136K fish stocked in pens at Oak Orchard River, up about 10%
Local pen-rearing project reaches 25th anniversary
Photos by Tom Rivers
POINT BREEZE – Little Chinook salmon fingerlings head into a one of the pens where they will spend the next month getting bigger in the Oak Orchard River.
The state Department of Environmental Conservation delivered 126,330 Chinook salmon and 10,000 steelhead today just after 1 p.m. The salmon numbers were increased by 10 percent from a year ago after the DEC determined the lake could handle more salmon.
They will be raised for a month in pens at Ernst Lake Breeze Marina. They fish will double in size, which increases their survival rates and also allows them to imprint on the river, meaning they are more likely to come back to the Oak Orchard when they are much bigger, mature fish.
The pens have automated feeders with food provided by the DEC.
This group helps line up and support an interconnected pipe, guiding the fish from the DEC truck to the pens in the water.
A group of charter boat captains and other volunteers will keep an eye on the fish in the next month.
Bob Songin, a charter boat captain who is second from left, has been with the pen-rearing since it started 25 years ago in 1998.
At the time it was a pilot project with 50,000 Chinook and 5,000 steelhead. The group at Oak Orchard and the DEC showed the pen-rearing projects can be successful, leading to more mature fish and happier anglers who fish in the lake in the summer and the tributaries in the fall.
Ed Shepherd from the DEC’s Altmar hatchery gets ready to release the fish from a tank on the truck through the pipes to the pen.
The fish delivery on April 3 is believed to be the earliest shipment. Bob Songin said they are usually delivered around April 10. He said the fish got bigger at the hatchery ahead of schedule, likely from the warmer-than-normal waters from a winter with above-average temps.
Joe Grolling of Carlton was among the volunteers helping with the fish delivery today.

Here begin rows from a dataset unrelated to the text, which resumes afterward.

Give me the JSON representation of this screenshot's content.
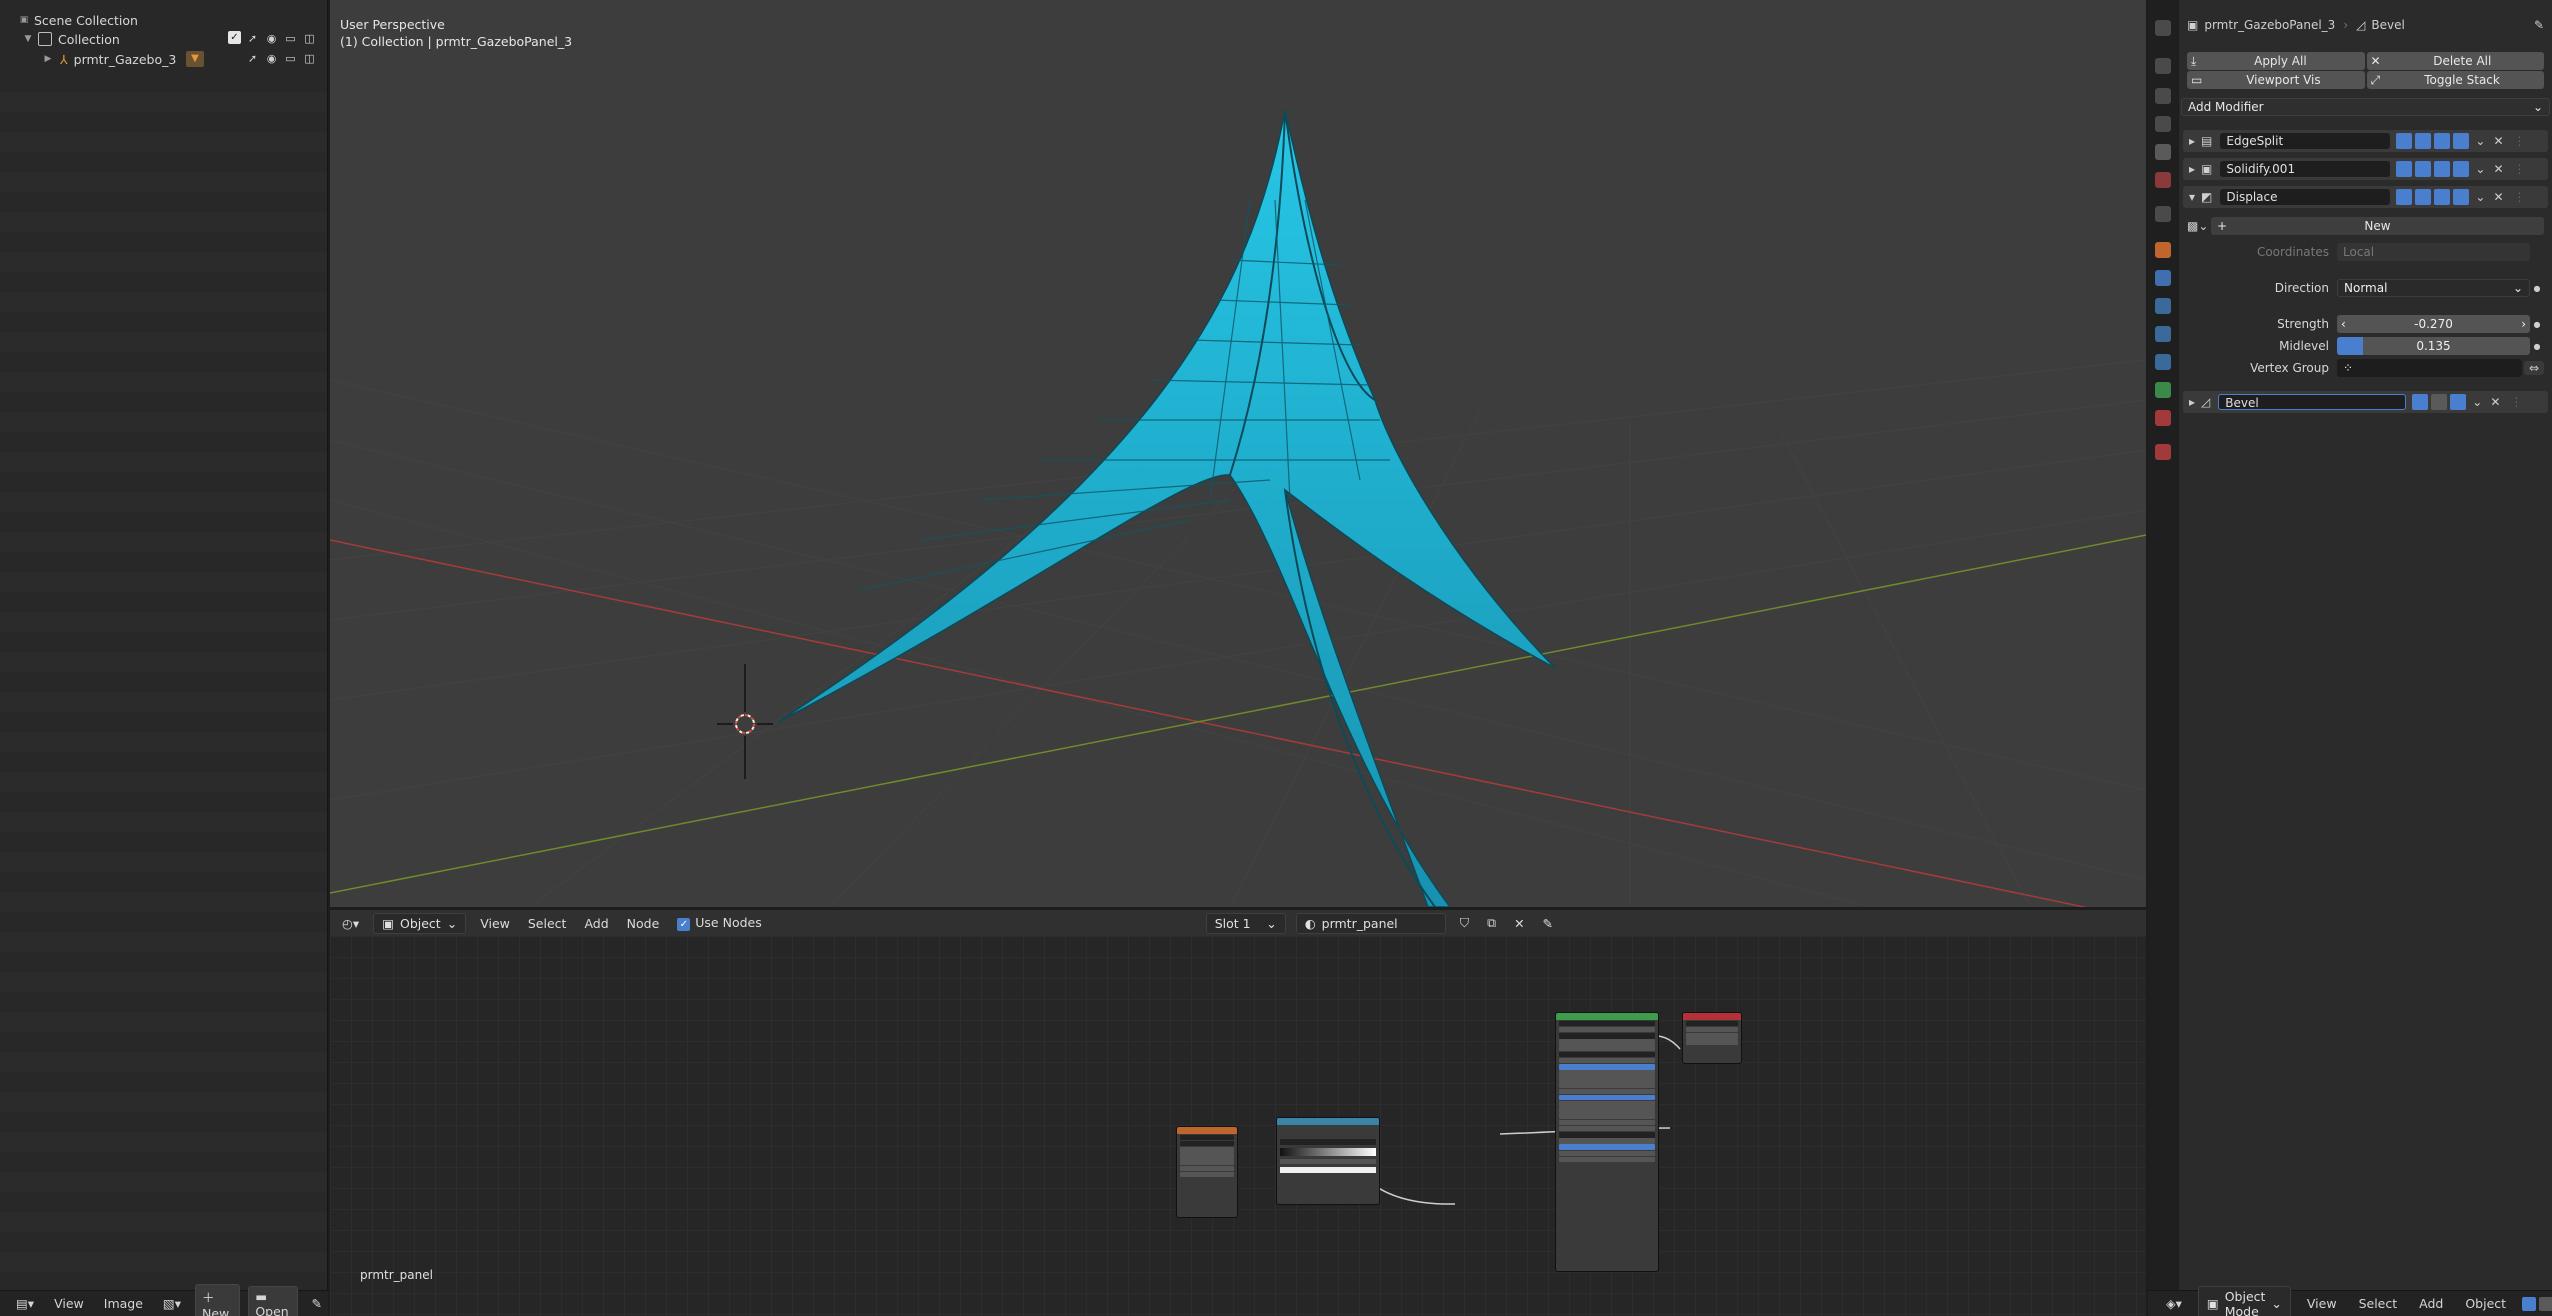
{
  "outliner": {
    "scene_collection": "Scene Collection",
    "collection": "Collection",
    "object": "prmtr_Gazebo_3"
  },
  "left_bottom": {
    "view": "View",
    "image": "Image",
    "new": "New",
    "open": "Open"
  },
  "viewport": {
    "perspective": "User Perspective",
    "context": "(1) Collection | prmtr_GazeboPanel_3"
  },
  "node_header": {
    "object_mode": "Object",
    "menus": [
      "View",
      "Select",
      "Add",
      "Node"
    ],
    "use_nodes": "Use Nodes",
    "slot": "Slot 1",
    "material": "prmtr_panel"
  },
  "node_editor": {
    "material_name": "prmtr_panel"
  },
  "properties": {
    "object_name": "prmtr_GazeboPanel_3",
    "modifier_name": "Bevel",
    "apply_all": "Apply All",
    "delete_all": "Delete All",
    "viewport_vis": "Viewport Vis",
    "toggle_stack": "Toggle Stack",
    "add_modifier": "Add Modifier",
    "modifiers": [
      "EdgeSplit",
      "Solidify.001",
      "Displace",
      "Bevel"
    ],
    "displace": {
      "new_button": "New",
      "coordinates_label": "Coordinates",
      "coordinates_value": "Local",
      "direction_label": "Direction",
      "direction_value": "Normal",
      "strength_label": "Strength",
      "strength_value": "-0.270",
      "midlevel_label": "Midlevel",
      "midlevel_value": "0.135",
      "midlevel_fraction": 0.135,
      "vertex_group_label": "Vertex Group"
    }
  },
  "right_bottom": {
    "mode": "Object Mode",
    "menus": [
      "View",
      "Select",
      "Add",
      "Object"
    ]
  },
  "colors": {
    "accent_blue": "#4a7fd0",
    "mesh_cyan": "#1fb8d8",
    "axis_red": "#c04040",
    "axis_green": "#7a9a30"
  }
}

Some of the little salmon didn’t make it to the pen when the pipe’s interconnection failed. These people scrambled to pick up the fish and get them into buckets to be put in the pens. Many younger kids were on hand with no school in session. Those kids were quick to pick up the fish.
It was a community effort to work with the DEC to get the fish from the truck to the pens.